Available data Block Start

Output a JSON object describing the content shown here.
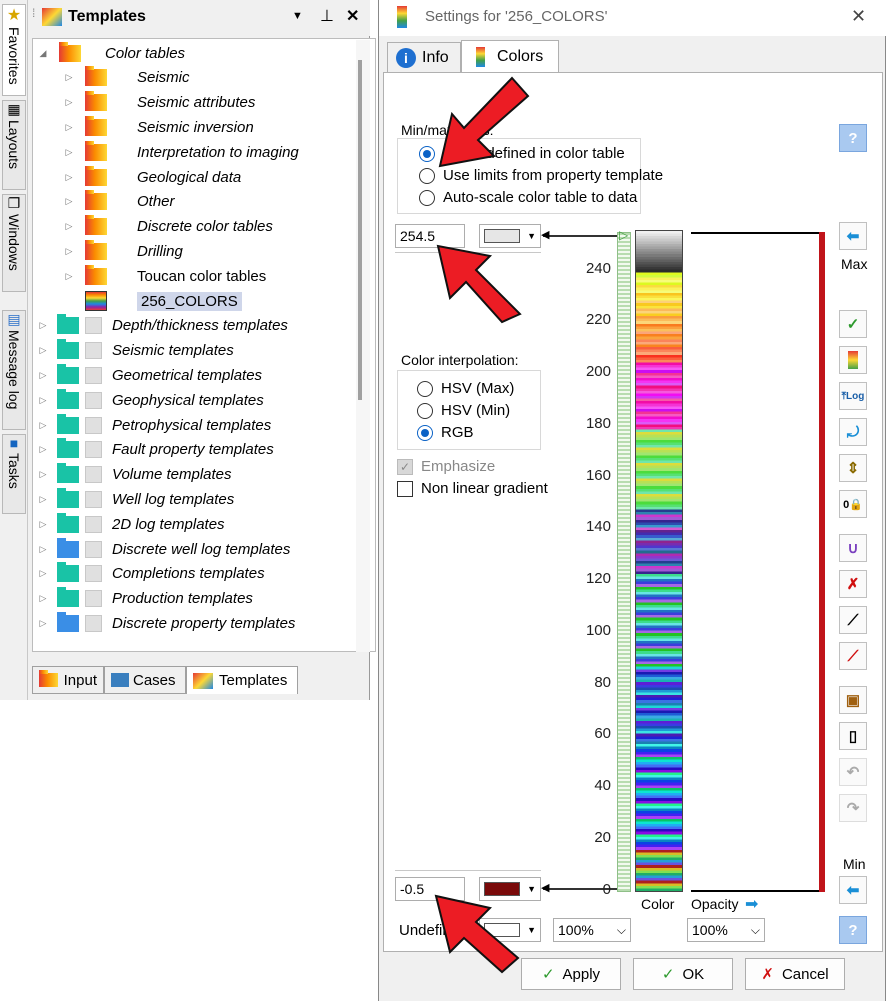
{
  "side_tabs": [
    "Favorites",
    "Layouts",
    "Windows",
    "Message log",
    "Tasks"
  ],
  "panel": {
    "title": "Templates",
    "pin_icon": "pin-icon",
    "close_glyph": "✕"
  },
  "tree": [
    {
      "label": "Color tables",
      "level": 0,
      "expand": "open",
      "icon": "red"
    },
    {
      "label": "Seismic",
      "level": 1,
      "expand": "closed",
      "icon": "red"
    },
    {
      "label": "Seismic attributes",
      "level": 1,
      "expand": "closed",
      "icon": "red"
    },
    {
      "label": "Seismic inversion",
      "level": 1,
      "expand": "closed",
      "icon": "red"
    },
    {
      "label": "Interpretation to imaging",
      "level": 1,
      "expand": "closed",
      "icon": "red"
    },
    {
      "label": "Geological data",
      "level": 1,
      "expand": "closed",
      "icon": "red"
    },
    {
      "label": "Other",
      "level": 1,
      "expand": "closed",
      "icon": "red"
    },
    {
      "label": "Discrete color tables",
      "level": 1,
      "expand": "closed",
      "icon": "red"
    },
    {
      "label": "Drilling",
      "level": 1,
      "expand": "closed",
      "icon": "red"
    },
    {
      "label": "Toucan color tables",
      "level": 1,
      "expand": "closed",
      "icon": "red",
      "upright": true
    },
    {
      "label": "256_COLORS",
      "level": 1,
      "expand": "none",
      "icon": "stripes",
      "upright": true,
      "selected": true
    },
    {
      "label": "Depth/thickness templates",
      "level": 0,
      "expand": "closed",
      "icon": "teal",
      "check": true
    },
    {
      "label": "Seismic templates",
      "level": 0,
      "expand": "closed",
      "icon": "teal",
      "check": true
    },
    {
      "label": "Geometrical templates",
      "level": 0,
      "expand": "closed",
      "icon": "teal",
      "check": true
    },
    {
      "label": "Geophysical templates",
      "level": 0,
      "expand": "closed",
      "icon": "teal",
      "check": true
    },
    {
      "label": "Petrophysical templates",
      "level": 0,
      "expand": "closed",
      "icon": "teal",
      "check": true
    },
    {
      "label": "Fault property templates",
      "level": 0,
      "expand": "closed",
      "icon": "teal",
      "check": true
    },
    {
      "label": "Volume templates",
      "level": 0,
      "expand": "closed",
      "icon": "teal",
      "check": true
    },
    {
      "label": "Well log templates",
      "level": 0,
      "expand": "closed",
      "icon": "teal",
      "check": true
    },
    {
      "label": "2D log templates",
      "level": 0,
      "expand": "closed",
      "icon": "teal",
      "check": true
    },
    {
      "label": "Discrete well log templates",
      "level": 0,
      "expand": "closed",
      "icon": "blue",
      "check": true
    },
    {
      "label": "Completions templates",
      "level": 0,
      "expand": "closed",
      "icon": "teal",
      "check": true
    },
    {
      "label": "Production templates",
      "level": 0,
      "expand": "closed",
      "icon": "teal",
      "check": true
    },
    {
      "label": "Discrete property templates",
      "level": 0,
      "expand": "closed",
      "icon": "blue",
      "check": true
    }
  ],
  "bottom_tabs": [
    "Input",
    "Cases",
    "Templates"
  ],
  "dialog": {
    "title": "Settings for '256_COLORS'",
    "close_glyph": "✕",
    "tabs": [
      "Info",
      "Colors"
    ],
    "limits_label": "Min/max limits:",
    "limit_options": [
      "Limits defined in color table",
      "Use limits from property template",
      "Auto-scale color table to data"
    ],
    "max_value": "254.5",
    "min_value": "-0.5",
    "max_color": "#e6e6e6",
    "min_color": "#7a0a0a",
    "interp_label": "Color interpolation:",
    "interp_options": [
      "HSV (Max)",
      "HSV (Min)",
      "RGB"
    ],
    "emphasize": "Emphasize",
    "nonlinear": "Non linear gradient",
    "undefined_label": "Undefined:",
    "pct_1": "100%",
    "pct_2": "100%",
    "color_label": "Color",
    "opacity_label": "Opacity",
    "max_label": "Max",
    "min_label": "Min",
    "help": "?",
    "apply": "Apply",
    "ok": "OK",
    "cancel": "Cancel",
    "accent": "#0b62c6",
    "axis_ticks": [
      "240",
      "220",
      "200",
      "180",
      "160",
      "140",
      "120",
      "100",
      "80",
      "60",
      "40",
      "20",
      "0"
    ]
  }
}
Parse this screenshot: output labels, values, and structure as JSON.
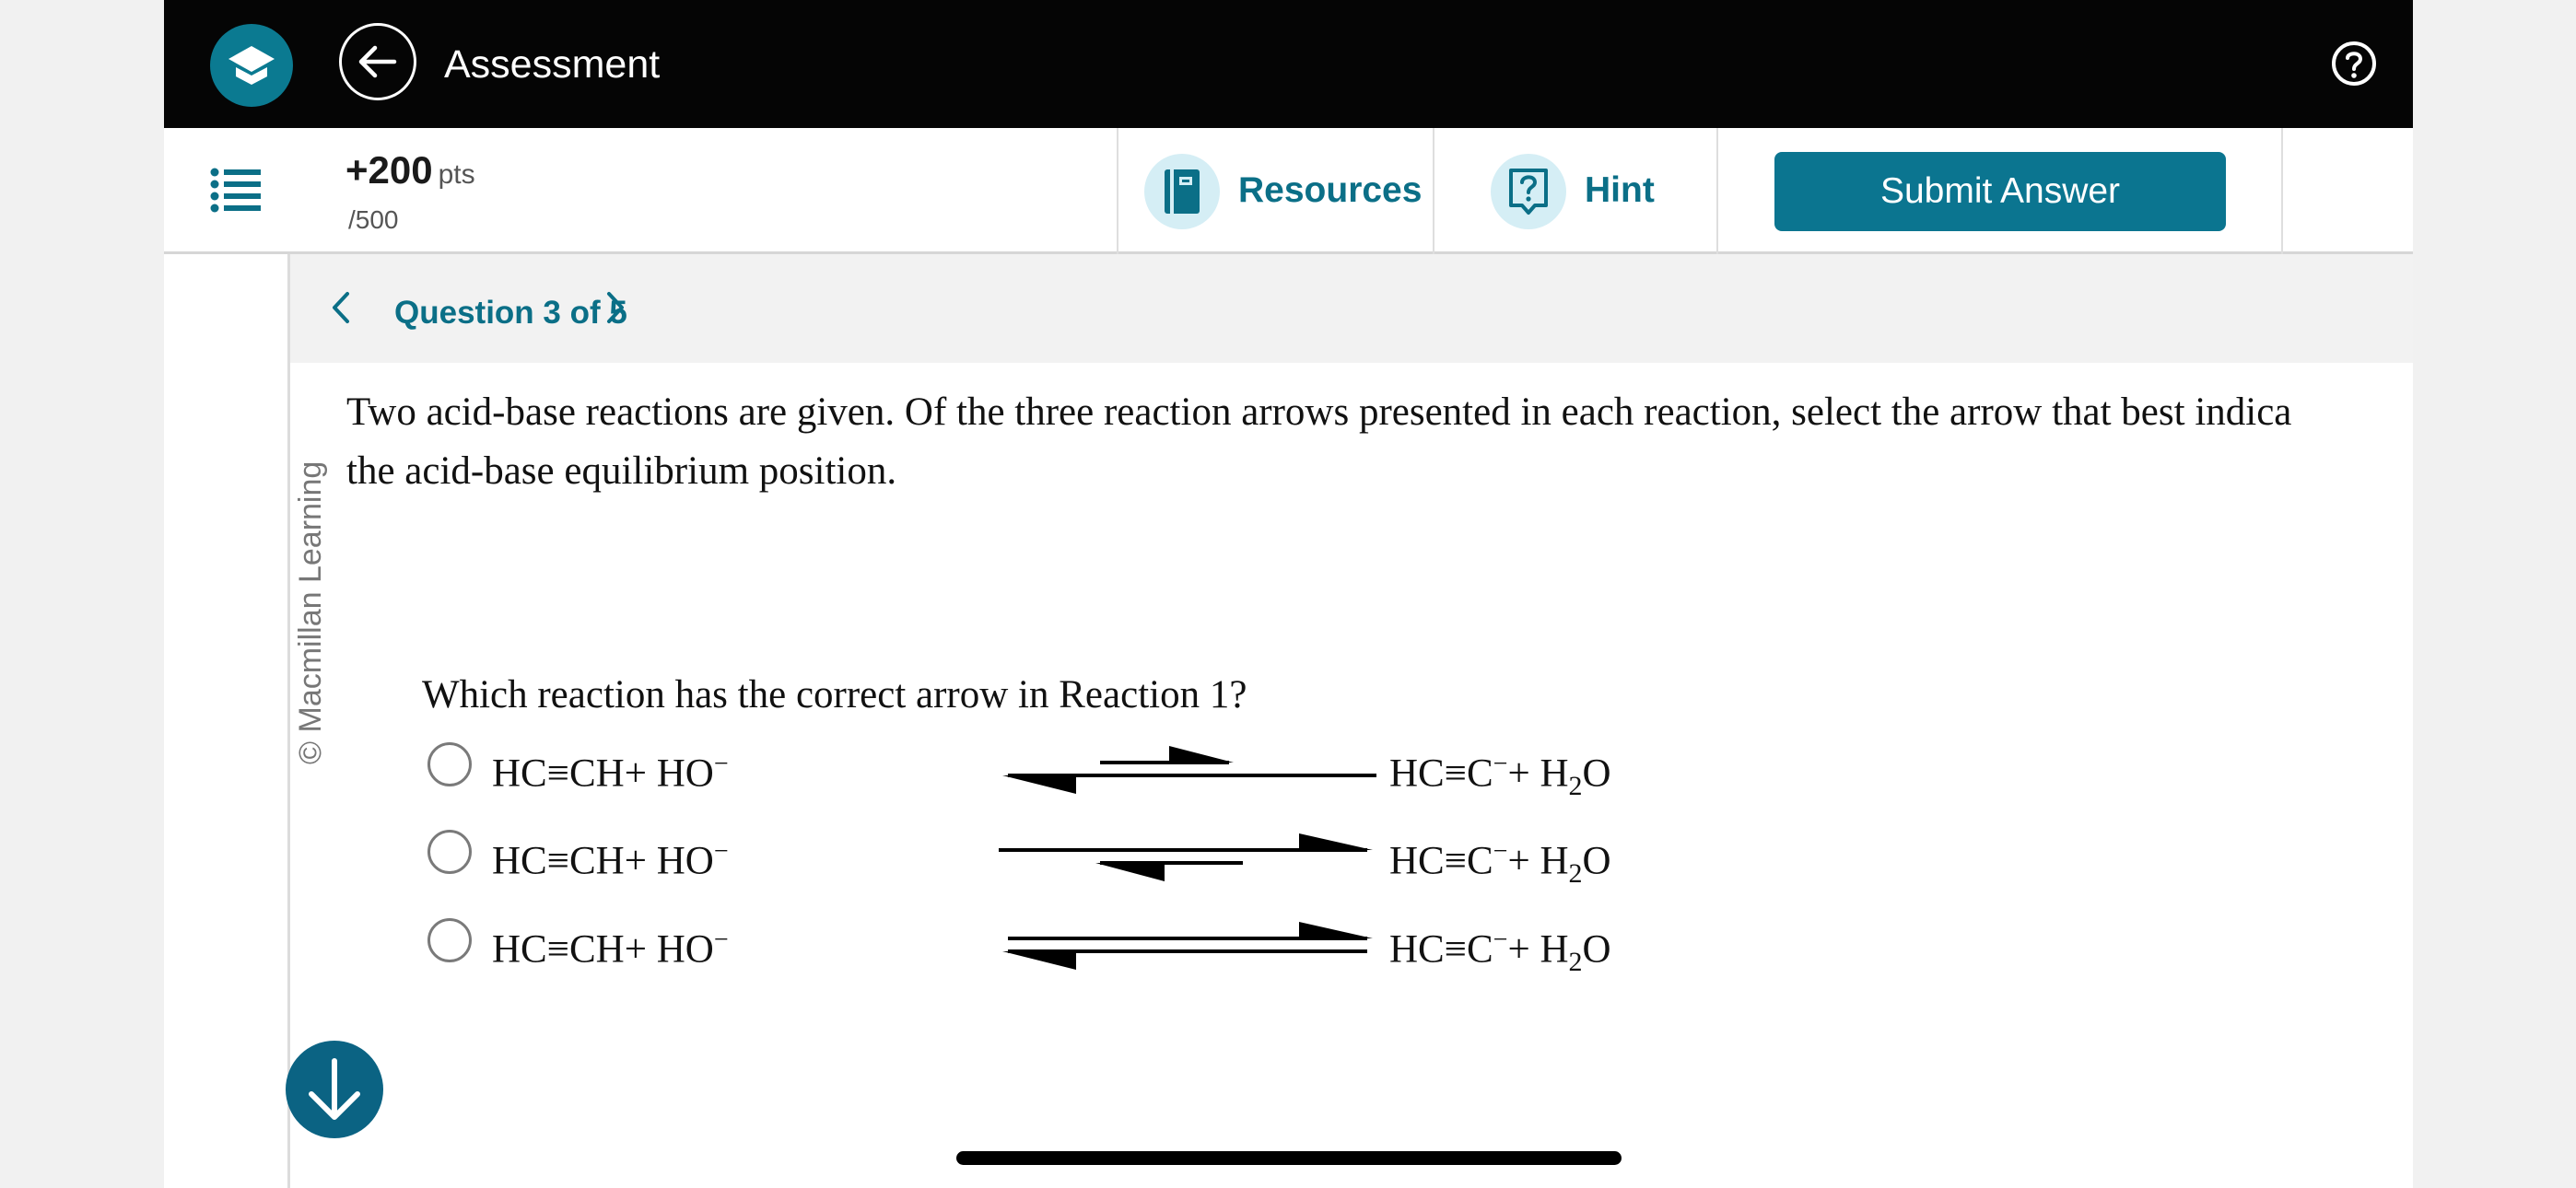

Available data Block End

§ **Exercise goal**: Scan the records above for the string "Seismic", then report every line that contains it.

§ **Response to this exercise**:
      "label": "Seismic",
      "label": "Seismic attributes",
      "label": "Seismic inversion",
      "label": "Seismic templates",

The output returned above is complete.